## Dataset excerpts
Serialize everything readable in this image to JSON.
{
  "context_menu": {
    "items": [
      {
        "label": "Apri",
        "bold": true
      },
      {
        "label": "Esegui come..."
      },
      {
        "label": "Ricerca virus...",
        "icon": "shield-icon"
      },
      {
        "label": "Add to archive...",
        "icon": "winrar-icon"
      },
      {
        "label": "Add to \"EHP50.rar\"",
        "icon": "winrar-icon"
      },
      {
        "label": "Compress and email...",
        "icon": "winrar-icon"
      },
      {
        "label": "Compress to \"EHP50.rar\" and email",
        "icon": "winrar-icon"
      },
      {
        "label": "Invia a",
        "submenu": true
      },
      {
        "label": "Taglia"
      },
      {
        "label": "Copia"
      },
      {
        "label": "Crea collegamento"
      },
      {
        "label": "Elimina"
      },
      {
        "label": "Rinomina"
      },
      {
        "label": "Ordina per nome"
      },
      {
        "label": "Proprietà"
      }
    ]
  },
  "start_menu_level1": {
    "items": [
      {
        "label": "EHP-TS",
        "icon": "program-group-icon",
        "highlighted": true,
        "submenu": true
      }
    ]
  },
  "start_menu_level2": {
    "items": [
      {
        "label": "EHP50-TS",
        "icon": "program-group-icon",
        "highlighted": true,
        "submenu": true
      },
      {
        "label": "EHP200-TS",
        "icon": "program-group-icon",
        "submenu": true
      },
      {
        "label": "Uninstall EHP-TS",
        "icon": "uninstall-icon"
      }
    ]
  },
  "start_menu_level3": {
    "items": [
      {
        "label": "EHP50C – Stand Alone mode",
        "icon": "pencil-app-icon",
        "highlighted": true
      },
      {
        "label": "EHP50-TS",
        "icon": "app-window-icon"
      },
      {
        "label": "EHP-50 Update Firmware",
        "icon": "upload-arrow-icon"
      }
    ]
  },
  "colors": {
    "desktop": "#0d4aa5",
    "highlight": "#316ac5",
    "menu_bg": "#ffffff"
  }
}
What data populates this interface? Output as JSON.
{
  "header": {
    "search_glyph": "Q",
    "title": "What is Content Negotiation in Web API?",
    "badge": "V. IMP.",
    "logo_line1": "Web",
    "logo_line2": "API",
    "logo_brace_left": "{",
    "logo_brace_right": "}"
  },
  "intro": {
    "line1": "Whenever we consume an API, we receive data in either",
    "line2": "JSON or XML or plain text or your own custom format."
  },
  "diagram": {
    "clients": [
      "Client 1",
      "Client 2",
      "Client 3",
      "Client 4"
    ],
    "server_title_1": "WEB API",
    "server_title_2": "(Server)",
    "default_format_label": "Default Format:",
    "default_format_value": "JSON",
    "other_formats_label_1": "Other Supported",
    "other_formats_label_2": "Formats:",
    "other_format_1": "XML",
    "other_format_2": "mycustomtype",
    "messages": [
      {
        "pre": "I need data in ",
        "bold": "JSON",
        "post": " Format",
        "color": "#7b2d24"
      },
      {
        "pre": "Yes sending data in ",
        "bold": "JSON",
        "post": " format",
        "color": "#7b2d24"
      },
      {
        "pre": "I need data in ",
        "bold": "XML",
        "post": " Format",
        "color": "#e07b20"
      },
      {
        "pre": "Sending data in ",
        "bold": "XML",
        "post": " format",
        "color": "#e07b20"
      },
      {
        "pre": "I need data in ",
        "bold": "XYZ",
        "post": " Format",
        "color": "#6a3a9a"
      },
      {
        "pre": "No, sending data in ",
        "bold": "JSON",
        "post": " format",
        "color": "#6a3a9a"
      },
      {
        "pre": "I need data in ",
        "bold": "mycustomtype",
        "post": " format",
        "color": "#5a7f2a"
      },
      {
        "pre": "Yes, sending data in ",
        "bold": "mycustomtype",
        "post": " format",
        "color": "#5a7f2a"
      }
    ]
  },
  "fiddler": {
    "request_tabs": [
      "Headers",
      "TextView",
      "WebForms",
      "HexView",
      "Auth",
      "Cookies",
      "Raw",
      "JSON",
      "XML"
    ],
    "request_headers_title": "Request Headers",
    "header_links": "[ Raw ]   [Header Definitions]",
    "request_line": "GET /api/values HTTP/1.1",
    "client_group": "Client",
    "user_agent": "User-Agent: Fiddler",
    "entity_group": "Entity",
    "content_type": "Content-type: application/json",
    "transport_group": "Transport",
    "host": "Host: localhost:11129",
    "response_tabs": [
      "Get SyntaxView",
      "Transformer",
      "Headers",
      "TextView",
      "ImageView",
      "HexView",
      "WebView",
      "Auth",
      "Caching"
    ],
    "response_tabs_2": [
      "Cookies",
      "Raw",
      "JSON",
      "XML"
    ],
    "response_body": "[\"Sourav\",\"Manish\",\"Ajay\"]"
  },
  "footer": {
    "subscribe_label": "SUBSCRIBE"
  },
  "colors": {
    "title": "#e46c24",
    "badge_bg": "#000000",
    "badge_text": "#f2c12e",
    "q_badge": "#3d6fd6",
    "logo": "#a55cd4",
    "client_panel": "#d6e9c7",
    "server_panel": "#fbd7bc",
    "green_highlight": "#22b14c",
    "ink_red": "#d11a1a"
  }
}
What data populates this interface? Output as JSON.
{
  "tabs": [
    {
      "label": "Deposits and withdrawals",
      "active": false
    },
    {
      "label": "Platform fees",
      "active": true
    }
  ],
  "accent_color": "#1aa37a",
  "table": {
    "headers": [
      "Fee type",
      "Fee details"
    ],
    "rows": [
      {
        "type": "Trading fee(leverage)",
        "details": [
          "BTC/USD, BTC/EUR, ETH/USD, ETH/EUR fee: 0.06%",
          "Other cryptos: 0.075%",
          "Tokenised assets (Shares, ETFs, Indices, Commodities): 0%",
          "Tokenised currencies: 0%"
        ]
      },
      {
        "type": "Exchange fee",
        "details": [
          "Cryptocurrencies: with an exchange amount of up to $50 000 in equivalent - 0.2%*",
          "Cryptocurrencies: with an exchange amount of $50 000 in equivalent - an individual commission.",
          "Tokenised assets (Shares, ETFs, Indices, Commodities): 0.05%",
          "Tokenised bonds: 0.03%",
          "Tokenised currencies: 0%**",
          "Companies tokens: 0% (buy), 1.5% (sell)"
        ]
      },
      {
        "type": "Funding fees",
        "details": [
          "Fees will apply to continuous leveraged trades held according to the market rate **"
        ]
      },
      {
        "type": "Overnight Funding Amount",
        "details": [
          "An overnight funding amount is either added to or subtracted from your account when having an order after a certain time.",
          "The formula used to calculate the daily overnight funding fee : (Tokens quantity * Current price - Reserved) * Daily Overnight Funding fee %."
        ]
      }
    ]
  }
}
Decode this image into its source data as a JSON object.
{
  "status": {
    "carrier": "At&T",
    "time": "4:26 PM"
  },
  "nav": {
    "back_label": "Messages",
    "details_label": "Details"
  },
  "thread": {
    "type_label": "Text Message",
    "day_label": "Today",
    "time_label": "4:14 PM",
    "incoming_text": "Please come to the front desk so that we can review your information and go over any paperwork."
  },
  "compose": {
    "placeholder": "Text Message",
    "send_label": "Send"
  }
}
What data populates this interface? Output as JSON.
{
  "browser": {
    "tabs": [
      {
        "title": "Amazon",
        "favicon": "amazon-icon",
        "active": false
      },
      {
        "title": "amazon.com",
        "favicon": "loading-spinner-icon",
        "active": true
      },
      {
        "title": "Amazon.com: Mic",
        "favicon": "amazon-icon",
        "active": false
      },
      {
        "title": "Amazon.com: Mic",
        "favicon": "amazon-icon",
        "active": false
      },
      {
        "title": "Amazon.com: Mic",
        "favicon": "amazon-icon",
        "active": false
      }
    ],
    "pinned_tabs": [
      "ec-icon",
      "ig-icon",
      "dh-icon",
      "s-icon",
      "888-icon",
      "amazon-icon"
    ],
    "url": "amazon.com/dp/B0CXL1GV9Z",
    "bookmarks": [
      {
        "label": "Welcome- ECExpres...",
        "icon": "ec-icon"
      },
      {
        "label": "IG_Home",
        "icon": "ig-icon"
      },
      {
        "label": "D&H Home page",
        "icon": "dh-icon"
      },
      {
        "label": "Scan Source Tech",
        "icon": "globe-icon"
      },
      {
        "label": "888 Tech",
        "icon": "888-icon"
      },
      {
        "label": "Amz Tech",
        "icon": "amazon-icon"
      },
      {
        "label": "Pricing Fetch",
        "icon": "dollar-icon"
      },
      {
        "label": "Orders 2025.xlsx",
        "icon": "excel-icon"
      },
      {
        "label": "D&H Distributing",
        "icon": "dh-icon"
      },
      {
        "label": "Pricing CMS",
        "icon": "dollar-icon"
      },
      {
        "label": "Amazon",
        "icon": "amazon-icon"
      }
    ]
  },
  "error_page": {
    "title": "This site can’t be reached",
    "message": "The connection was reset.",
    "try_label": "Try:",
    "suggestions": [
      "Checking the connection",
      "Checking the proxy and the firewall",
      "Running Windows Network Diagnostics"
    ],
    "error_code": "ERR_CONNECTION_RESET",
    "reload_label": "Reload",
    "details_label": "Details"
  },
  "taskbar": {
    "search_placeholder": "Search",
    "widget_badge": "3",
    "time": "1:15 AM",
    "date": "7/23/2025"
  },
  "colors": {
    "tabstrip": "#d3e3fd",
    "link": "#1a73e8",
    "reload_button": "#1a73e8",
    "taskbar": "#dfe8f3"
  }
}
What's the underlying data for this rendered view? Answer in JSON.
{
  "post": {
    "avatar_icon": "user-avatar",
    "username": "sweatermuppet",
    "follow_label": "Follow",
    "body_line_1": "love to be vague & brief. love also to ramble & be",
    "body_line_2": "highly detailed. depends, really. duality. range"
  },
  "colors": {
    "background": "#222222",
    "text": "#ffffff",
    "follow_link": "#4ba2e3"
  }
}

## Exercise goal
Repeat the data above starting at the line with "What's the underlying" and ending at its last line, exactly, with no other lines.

## Task response
What's the underlying data for this rendered view? Answer in JSON.
{
  "post": {
    "avatar_icon": "user-avatar",
    "username": "sweatermuppet",
    "follow_label": "Follow",
    "body_line_1": "love to be vague & brief. love also to ramble & be",
    "body_line_2": "highly detailed. depends, really. duality. range"
  },
  "colors": {
    "background": "#222222",
    "text": "#ffffff",
    "follow_link": "#4ba2e3"
  }
}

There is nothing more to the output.